December 2, 2016

Israeli air strike in Syria - no surprise

Israeli Air Force F-16

During the night of 29-30 November. Israeli Air Force aircraft conducted strikes against targets near Damascus, Syria. The target locations were identified in various media as a weapons storage area of the elite 4th Armor Division (a regime protection unit) and a convoy on the Beirut-Damascus highway. The specific targets in both cases were reported to be weapons destined for Hizballah in Lebanon.

The Israelis have for years conducted these types of operations when what they call "advanced weapons" are about to be transported from Syria to Lebanon's Biqa' Valley, where they become part of Hizballah's arsenal.

"Advanced weapons" to the Israelis include, but are not limited to, air defense weapons and surface-to-surface missiles (SSM). Although it is impossible to prevent the transfer of man-portable air-defense systems (MANPADS) to terrorist groups, the movement of larger, radar-guided air defense missile systems is easier to detect. The same applies to SSM launchers.

Some of these weapons come from Syrian stocks, but most were en route Lebanon from none other than the Islamic Republic of Iran - yes, Iran, the world's primary state sponsor of terrorism. After the beginning of the Syrian civil war in 2011, Syria's weapons were used against its own people. Since then, most of Hizballah's weapons have originated in Iran.

The Iranians make no secret of the fact that they support Hizballah with money, weapons and training. They routinely fly Islamic Republic of Iran Air Force (IRIAF) Boeing 747 cargo aircraft or charter aircraft of IRGC-affiliated airlines laden with arms from Iran to the Damascus International Airport.

I know this from personal experience as the Air Attaché at the American embassy in Damascus - anyone could watch weapons crates from IRIAF aircraft being loaded onto trucks bearing the Hizballah emblem at the civilian cargo terminal at the airport.
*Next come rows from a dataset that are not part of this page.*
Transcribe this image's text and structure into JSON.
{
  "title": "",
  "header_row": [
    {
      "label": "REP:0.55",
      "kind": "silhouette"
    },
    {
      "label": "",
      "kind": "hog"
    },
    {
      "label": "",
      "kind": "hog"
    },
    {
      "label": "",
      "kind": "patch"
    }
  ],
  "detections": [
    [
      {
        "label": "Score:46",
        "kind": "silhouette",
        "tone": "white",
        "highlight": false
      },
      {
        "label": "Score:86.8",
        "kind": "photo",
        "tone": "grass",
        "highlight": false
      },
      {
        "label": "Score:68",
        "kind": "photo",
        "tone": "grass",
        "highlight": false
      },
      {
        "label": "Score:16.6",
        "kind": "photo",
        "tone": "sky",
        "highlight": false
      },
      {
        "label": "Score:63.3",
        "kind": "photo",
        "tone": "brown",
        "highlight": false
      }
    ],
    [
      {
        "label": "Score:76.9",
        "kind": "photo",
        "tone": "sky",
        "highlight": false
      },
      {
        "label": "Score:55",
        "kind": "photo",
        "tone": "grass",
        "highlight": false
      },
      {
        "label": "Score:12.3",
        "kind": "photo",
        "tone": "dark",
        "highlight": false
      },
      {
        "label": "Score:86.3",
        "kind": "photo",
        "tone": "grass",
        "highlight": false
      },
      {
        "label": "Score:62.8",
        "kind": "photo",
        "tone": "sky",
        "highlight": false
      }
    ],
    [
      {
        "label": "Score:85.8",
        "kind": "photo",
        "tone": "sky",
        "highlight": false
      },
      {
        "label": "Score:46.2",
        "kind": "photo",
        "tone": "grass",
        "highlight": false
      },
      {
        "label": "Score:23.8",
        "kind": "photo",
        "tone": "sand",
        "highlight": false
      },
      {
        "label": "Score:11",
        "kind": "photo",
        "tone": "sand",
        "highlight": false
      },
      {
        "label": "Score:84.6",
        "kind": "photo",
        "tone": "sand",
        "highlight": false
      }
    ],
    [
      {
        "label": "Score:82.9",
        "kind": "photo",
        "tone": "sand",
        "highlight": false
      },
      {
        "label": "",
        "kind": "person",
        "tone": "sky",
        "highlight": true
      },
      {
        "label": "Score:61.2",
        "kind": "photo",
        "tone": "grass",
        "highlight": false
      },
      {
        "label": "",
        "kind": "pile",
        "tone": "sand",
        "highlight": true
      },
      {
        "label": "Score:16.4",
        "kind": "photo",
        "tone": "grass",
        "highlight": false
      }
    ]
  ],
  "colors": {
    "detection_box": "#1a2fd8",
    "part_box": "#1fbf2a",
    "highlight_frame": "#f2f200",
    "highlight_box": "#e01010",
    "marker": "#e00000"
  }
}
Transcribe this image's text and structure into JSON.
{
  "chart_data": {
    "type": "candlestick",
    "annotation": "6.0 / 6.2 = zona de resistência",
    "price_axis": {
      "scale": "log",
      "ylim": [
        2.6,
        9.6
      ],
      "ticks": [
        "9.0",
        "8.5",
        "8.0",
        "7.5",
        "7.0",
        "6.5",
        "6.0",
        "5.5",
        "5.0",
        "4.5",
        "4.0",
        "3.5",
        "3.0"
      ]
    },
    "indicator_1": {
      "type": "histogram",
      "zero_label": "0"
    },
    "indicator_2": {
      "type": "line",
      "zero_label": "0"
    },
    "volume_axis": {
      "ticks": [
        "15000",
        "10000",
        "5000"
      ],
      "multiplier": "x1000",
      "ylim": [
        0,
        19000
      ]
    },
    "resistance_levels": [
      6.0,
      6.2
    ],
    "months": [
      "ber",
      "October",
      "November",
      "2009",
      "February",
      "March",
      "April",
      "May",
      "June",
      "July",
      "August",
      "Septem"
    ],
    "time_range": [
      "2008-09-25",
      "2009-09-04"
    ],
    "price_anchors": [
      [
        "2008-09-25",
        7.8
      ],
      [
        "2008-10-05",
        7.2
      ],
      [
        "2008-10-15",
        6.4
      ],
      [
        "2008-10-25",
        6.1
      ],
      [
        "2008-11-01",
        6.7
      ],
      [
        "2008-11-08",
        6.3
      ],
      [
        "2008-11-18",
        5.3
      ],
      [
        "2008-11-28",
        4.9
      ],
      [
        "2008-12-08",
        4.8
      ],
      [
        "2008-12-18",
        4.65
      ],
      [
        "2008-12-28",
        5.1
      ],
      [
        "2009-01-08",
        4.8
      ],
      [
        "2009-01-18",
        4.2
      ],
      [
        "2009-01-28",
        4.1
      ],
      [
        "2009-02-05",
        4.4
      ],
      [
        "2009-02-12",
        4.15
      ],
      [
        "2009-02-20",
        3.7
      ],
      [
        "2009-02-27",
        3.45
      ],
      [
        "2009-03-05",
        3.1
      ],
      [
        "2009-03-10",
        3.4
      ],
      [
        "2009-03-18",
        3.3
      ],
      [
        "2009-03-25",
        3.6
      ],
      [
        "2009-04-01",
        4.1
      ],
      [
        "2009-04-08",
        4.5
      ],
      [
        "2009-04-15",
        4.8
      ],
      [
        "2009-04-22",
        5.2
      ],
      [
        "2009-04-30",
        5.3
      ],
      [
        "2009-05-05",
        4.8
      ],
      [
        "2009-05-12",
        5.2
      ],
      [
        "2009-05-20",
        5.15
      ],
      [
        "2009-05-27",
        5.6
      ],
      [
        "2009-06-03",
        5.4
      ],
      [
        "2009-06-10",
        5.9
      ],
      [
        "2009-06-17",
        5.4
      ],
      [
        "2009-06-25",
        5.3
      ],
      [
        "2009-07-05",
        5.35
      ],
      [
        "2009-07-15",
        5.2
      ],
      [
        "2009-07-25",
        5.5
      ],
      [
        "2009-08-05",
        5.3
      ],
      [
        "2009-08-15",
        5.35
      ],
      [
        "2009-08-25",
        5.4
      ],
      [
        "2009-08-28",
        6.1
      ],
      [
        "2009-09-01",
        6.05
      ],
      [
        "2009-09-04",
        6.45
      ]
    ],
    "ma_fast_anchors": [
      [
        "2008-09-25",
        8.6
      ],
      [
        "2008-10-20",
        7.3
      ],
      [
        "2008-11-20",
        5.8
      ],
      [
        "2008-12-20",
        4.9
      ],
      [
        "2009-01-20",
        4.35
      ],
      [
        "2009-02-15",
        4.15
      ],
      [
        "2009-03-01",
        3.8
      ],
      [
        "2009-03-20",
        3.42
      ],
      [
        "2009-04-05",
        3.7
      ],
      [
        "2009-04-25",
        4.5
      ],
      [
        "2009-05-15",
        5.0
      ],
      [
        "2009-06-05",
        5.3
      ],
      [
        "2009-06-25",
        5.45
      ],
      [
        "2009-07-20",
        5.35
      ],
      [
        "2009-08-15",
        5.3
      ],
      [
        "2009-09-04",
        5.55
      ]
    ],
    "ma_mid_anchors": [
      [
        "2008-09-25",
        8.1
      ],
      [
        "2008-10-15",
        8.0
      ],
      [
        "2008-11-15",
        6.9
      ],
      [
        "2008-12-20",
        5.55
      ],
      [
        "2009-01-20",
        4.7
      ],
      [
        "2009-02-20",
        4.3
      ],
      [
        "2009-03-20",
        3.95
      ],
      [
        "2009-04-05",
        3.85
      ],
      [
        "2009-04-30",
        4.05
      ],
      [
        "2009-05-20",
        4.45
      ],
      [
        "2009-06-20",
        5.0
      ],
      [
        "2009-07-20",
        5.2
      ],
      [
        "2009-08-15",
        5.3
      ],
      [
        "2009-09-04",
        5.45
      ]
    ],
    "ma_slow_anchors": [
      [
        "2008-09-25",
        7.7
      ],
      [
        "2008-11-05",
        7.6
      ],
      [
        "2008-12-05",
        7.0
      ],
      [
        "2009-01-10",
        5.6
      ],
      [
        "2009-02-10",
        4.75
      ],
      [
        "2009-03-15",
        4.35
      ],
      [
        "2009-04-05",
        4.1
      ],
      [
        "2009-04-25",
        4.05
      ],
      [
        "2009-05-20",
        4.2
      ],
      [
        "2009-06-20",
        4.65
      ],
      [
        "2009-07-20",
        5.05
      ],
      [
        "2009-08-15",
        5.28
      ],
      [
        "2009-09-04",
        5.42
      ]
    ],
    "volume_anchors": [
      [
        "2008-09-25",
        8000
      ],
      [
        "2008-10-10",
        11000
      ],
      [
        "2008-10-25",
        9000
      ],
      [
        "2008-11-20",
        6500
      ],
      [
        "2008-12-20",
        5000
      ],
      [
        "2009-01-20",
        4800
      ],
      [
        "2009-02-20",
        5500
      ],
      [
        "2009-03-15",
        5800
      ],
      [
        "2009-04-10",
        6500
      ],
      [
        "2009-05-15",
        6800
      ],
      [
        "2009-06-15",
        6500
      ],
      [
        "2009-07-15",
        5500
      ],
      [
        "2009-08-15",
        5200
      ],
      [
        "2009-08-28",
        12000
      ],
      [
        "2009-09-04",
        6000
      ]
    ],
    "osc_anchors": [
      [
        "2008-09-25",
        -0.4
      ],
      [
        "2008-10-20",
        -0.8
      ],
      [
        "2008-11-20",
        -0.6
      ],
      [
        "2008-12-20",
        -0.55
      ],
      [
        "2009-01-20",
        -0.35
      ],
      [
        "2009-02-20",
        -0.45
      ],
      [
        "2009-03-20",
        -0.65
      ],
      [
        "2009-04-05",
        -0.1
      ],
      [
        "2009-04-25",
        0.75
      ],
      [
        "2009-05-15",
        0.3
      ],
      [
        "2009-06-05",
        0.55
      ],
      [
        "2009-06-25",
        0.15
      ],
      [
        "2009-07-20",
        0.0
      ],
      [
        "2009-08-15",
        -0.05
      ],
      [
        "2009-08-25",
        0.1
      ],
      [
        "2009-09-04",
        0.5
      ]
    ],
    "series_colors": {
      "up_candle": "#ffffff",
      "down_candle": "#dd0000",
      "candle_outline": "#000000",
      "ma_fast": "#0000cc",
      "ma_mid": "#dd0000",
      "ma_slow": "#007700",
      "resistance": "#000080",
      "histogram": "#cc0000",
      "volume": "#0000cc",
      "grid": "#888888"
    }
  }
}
One such flight took place on December 1 - here is an air traffic control plot of the IRIAF 747 freighter on its way to Syria.

Once the weapons, supplies and Hizballah fighters returning from training in Iran were loaded onto the Hizballah vehicles, the convoy would make the 35 mile trip to the Lebanese border (see map).

This Israeli strike was based on intelligence information that Hizballah was being provided the "Buk" air defense missile system. The Buk missile system is a family of self-propelled, medium-range surface-to-air missile systems designed to shoot down cruise missiles, aircraft and drones.

There are variants known in the West as the SA-11 and SA-17* - the exact variant believed to be in this shipment is unknown, but either version would represent a significant upgrade in Hizballah's ability to counter Israeli air operations. This crossed an Israeli "red line" and triggered the attack.

I suspect that if the Iranians, Syrians and Hizballah attempt this again, the Israelis will react the same way.

* A Russian SA-17 was used to down Malaysian Flight MH17 over Ukraine in July 2014.